They themselves did quite a bit of work in R and were happy to share code with us, and more importantly explain what happened. For us R helped us to handle our 'big data' from our -omics studies, so being versed in R was fairly essential in getting basic stuff done.

Their contribution on the statistical side was something we couldn't have done, but since we used the same language we could understand what they were doing and reproduce it as script kiddies ourselves.

So R avoids, for us, a black box called statistics and it allows us to be less dependent on the statistics department while having access to their toolbox and expertise.

Posted by: Nescio | August 02, 2013 at 09:04

I am MSc PhD statistician. For 20 years I have worked on real world problems, very away from the academic world. I'm a data scientist because I work with real problems and because I am statistician - if I had no academic background in statistics I could not be a data scientist. I am very grateful to the developers and contributors of R - for me it was the greatest contributions to the development of data analysis - I really cannot believe that a department of statistics would not recognize or encourage a researcher to contribute to R.

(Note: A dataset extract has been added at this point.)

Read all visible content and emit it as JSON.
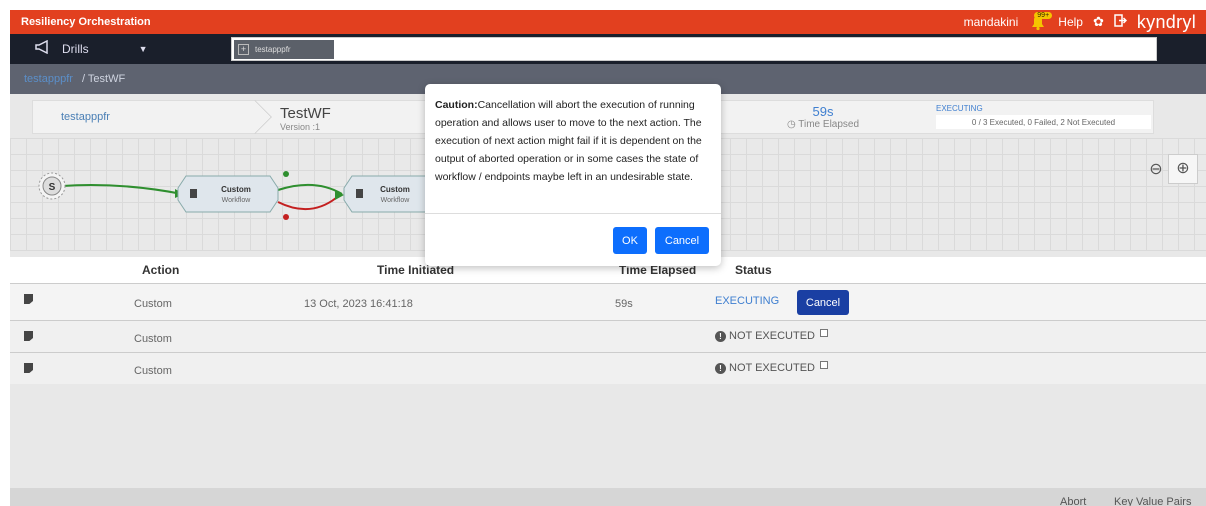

Posted by: Olga Yoshida | August 02, 2013 at 21:35

It depends what you mean by statistician. While I call myself data scientist, I am still a statistician. But I am very different from an ASA or university-trained statistician. So much different indeed, it's almost like comparing a physicist and a geographer. As a result, and to avoid confusion, I have stopped publicly calling myself a statistician, though I still do privately.

Posted by: Vincent Granville | August 03, 2013 at 17:18

What concerned me about the article was the constant mention of SAS and only a passing reference to R. I've seen the back room lobbyist like behavior or MATLAB and SAS to stay engrained in academia, but I wonder how deep SAS has reached into the ASA.

Posted by: Kevin Davenport (@KevinLDavenport) | August 06, 2013 at 10:26

-- I wonder how deep SAS has reached into the ASA.

"The American Statistical Association (ASA), an 18,000-member scientific and educational society based in Alexandria, VA, has elected a longtime employee of business analytics leader SAS as its future president. Robert N. Rodriguez, Senior Director of R&D, will serve as the ASA’s 107th president when his term begins on Jan. 1, 2012. Three other SAS employees were also recently elected to positions within the association."

here: http://www.businesswire.com/news/home/20100607005155/en/SAS-Director-President-American-Statistical-Association

Deep enough?

Posted by: Robert Young | August 07, 2013 at 18:20